DARLENE BARNES is not a chef, but to the brothers at Alpha Sigma Phi she’s more than just a cook.
She’s the petite pistol who showed up each weekday at the corner of U-Dub and “Oh no, you don’t!” and for seven years taught them to love good food.
Barnes is the savvy older sister who padlocked her frathouse fridge to keep their Jell-O shots out. The one who put an end to the practice of ditching dinner then assigning lowly pledges the duty of packing her jambalaya into Styrofoam “late boxes” — as if she were running a takeout joint on the Ave.
As mother hen she lent an ear while making brownies and, after a tragic death in the house, mended hearts by baking blondies. And like moms everywhere, the cook attempted to keep her temper in check when her Greek chorus complained “Malaysian Shrimp Noodle Bowl again?”
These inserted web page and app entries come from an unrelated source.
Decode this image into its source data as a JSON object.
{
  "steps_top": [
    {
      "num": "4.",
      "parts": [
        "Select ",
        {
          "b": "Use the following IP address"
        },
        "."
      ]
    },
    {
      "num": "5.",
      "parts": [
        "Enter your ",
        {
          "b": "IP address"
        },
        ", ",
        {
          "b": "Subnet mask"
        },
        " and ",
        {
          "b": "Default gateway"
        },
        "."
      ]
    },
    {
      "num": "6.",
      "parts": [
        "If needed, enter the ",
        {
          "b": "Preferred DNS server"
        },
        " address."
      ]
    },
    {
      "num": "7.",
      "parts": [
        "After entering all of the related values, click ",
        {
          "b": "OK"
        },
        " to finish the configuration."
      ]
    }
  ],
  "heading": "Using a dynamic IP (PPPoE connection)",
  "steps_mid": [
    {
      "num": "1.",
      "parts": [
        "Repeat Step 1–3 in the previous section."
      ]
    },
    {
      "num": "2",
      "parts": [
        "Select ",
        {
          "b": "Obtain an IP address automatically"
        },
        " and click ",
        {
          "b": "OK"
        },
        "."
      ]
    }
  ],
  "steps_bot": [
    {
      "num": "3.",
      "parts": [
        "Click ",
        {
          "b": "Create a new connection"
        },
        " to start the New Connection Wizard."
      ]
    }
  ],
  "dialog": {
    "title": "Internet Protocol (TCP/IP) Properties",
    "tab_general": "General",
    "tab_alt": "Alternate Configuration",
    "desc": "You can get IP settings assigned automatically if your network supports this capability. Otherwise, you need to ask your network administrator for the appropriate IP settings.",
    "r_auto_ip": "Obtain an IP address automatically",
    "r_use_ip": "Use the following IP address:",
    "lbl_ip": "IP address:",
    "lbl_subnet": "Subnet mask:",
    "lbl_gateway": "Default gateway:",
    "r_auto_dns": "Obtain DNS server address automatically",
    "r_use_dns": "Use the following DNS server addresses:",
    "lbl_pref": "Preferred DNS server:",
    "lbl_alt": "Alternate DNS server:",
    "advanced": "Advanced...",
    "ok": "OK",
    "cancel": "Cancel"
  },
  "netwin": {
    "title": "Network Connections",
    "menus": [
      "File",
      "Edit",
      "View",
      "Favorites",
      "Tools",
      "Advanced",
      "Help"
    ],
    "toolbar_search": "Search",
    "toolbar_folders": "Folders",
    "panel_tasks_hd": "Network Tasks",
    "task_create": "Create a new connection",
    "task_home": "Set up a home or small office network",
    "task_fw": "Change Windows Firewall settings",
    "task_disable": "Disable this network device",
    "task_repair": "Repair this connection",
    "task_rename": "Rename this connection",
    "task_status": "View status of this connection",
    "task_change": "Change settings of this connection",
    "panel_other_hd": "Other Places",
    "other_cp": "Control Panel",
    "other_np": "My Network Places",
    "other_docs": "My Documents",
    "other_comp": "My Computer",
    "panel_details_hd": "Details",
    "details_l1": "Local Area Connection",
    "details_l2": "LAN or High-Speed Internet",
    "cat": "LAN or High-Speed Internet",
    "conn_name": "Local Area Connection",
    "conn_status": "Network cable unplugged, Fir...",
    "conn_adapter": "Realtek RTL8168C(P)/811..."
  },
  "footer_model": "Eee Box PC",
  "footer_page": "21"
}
- After embarrassment, Seattle finds public toilet that's just right
- NFL.com says Seahawks have most talented roster in league, and speculate on starting lineup
- Seattle's best restaurants? Classics revisited
- Capitol Hill light-rail station nearly ready for trains to rumble
- Kyle Seager saves Mariners, 7-6, in 10 innings
Most Read Stories
In 2006, Barnes followed her husband’s career path from Texas to Seattle and, at 42, forged her own by doing something no sane empty-nester would consider: She made a pot roast and took it to a job interview at the Alpha Sig house — a winning move chronicled in her book, “Hungry: What Eighty Ravenous Guys Taught Me About Life, Love, and the Power of Good Food” (Hyperion, $24.99).
Despite having raised two sons, “I was terrified of walking into a house full of 18- to 22-year-old men,” Barnes recalls during a tour of the frat in August, where she cringed at the state of the cramped kitchen she’d left spotless, one last time, in January.
“I came in knowing nothing about the food culture in a fraternity,” and found that this one, like many, relied heavily on powdered sauces and frozen pizzas. Worse, “I had guys who said they’d never eaten a home-cooked meal!”
As their hired hand, “I wanted to challenge that notion.”
Feeding scores of young men three squares from scratch — on a budget of $48 per person per week — was a feat, and in the face of testosterone overload, Barnes proved fearless.
She’d never run a professional kitchen, nor ordered food for an industrial one. And though she briefly worked in a fussy supermarket’s commissary and brandished a bottomless credit card as personal chef to a Dallas billionaire, her cook’s resume was surprisingly thin.
She couldn’t shop at farmers markets or specialty shops, as she did off the clock. “It was a quandary for me.” Yet the outspoken cook hounded her purveyors, set on scoring quality produce and cheaper cuts of thoughtfully raised meats. As a frat cook, “I was seen as crazy, but I was ahead of the curve.” When she started, her No. 1 purveyor offered 45 organic products. “When I left, they had 900.”
Barnes never had a vegetarian in the house, though she tried — and occasionally succeeded — in turning tastes in that direction. Spicy food was always a hit, she says, and her grilled flank steak recipe never missed.
Korean Marinade for Flank Steak
Enough for 10 pounds of steak
2 cups soy sauce
6 ounces dark brown sugar
10 garlic cloves, chopped
2-4 Thai chilies, chopped
1 teaspoon sesame oil
1½-inch piece of fresh ginger, chopped
1 cup gochujang (Korean chili paste)
Combine all ingredients in a blender or food processor and blend until well-mixed. Pour over any tough cut of steak (flank, skirt, flap) and marinate overnight. Remove meat from marinade and grill.
Nancy Leson is The Seattle Times’ food writer. Reach her at firstname.lastname@example.org.